**YOUR ASSIGNMENT**
The entries must be repeated verbatim, and their images left out.
++++++++
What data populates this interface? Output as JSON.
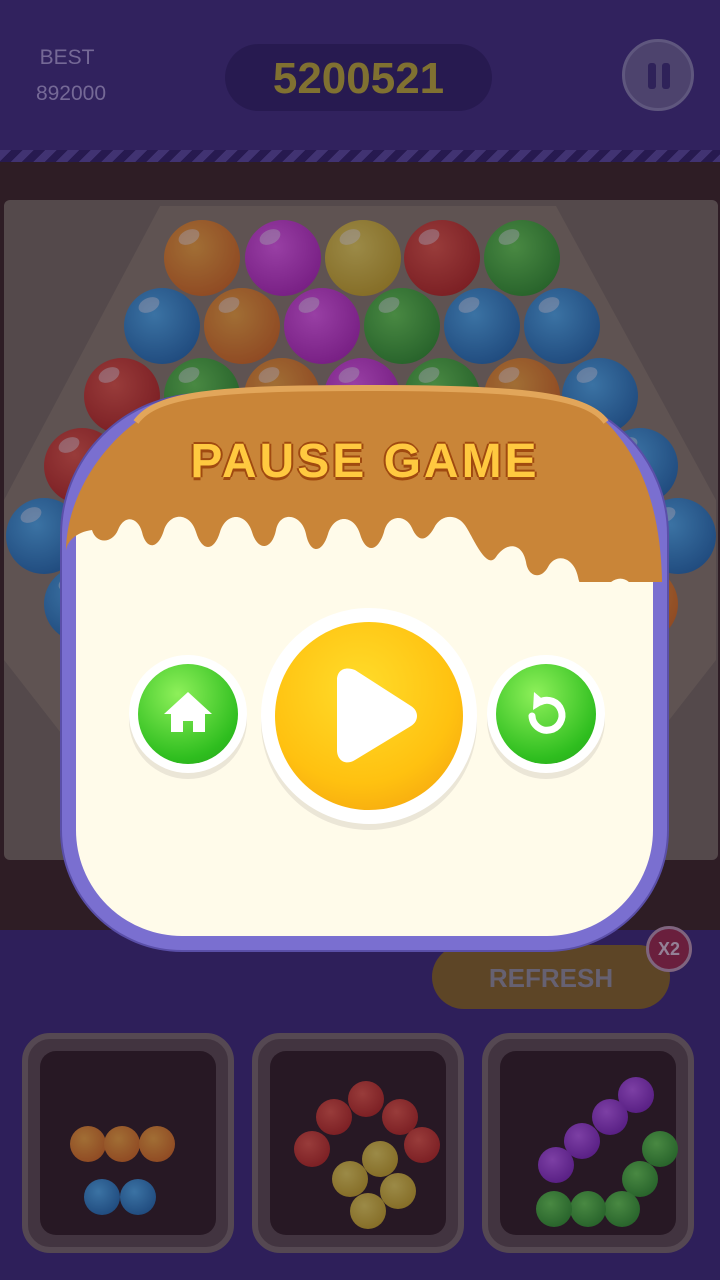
{
  "header": {
    "best_label": "BEST",
    "best_value": "892000",
    "score": "5200521"
  },
  "dialog": {
    "title": "PAUSE GAME"
  },
  "refresh": {
    "label": "REFRESH",
    "multiplier": "X2"
  },
  "colors": {
    "background": "#3f2d78",
    "dialog_border": "#7a6fd0",
    "dialog_fill": "#fffbea",
    "caramel": "#c98538",
    "score_text": "#c7b52a",
    "bubble_orange": "#f28a1a",
    "bubble_magenta": "#d33bd3",
    "bubble_yellow": "#e3c51a",
    "bubble_red": "#d8301a",
    "bubble_green": "#37b82a",
    "bubble_blue": "#1f8fcf",
    "bubble_purple": "#9c3fcf"
  },
  "icons": [
    "pause-icon",
    "home-icon",
    "play-icon",
    "restart-icon"
  ]
}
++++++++
**PROBLEM SOLUTION**
What data populates this interface? Output as JSON.
{
  "header": {
    "best_label": "BEST",
    "best_value": "892000",
    "score": "5200521"
  },
  "dialog": {
    "title": "PAUSE GAME"
  },
  "refresh": {
    "label": "REFRESH",
    "multiplier": "X2"
  },
  "colors": {
    "background": "#3f2d78",
    "dialog_border": "#7a6fd0",
    "dialog_fill": "#fffbea",
    "caramel": "#c98538",
    "score_text": "#c7b52a",
    "bubble_orange": "#f28a1a",
    "bubble_magenta": "#d33bd3",
    "bubble_yellow": "#e3c51a",
    "bubble_red": "#d8301a",
    "bubble_green": "#37b82a",
    "bubble_blue": "#1f8fcf",
    "bubble_purple": "#9c3fcf"
  },
  "icons": [
    "pause-icon",
    "home-icon",
    "play-icon",
    "restart-icon"
  ]
}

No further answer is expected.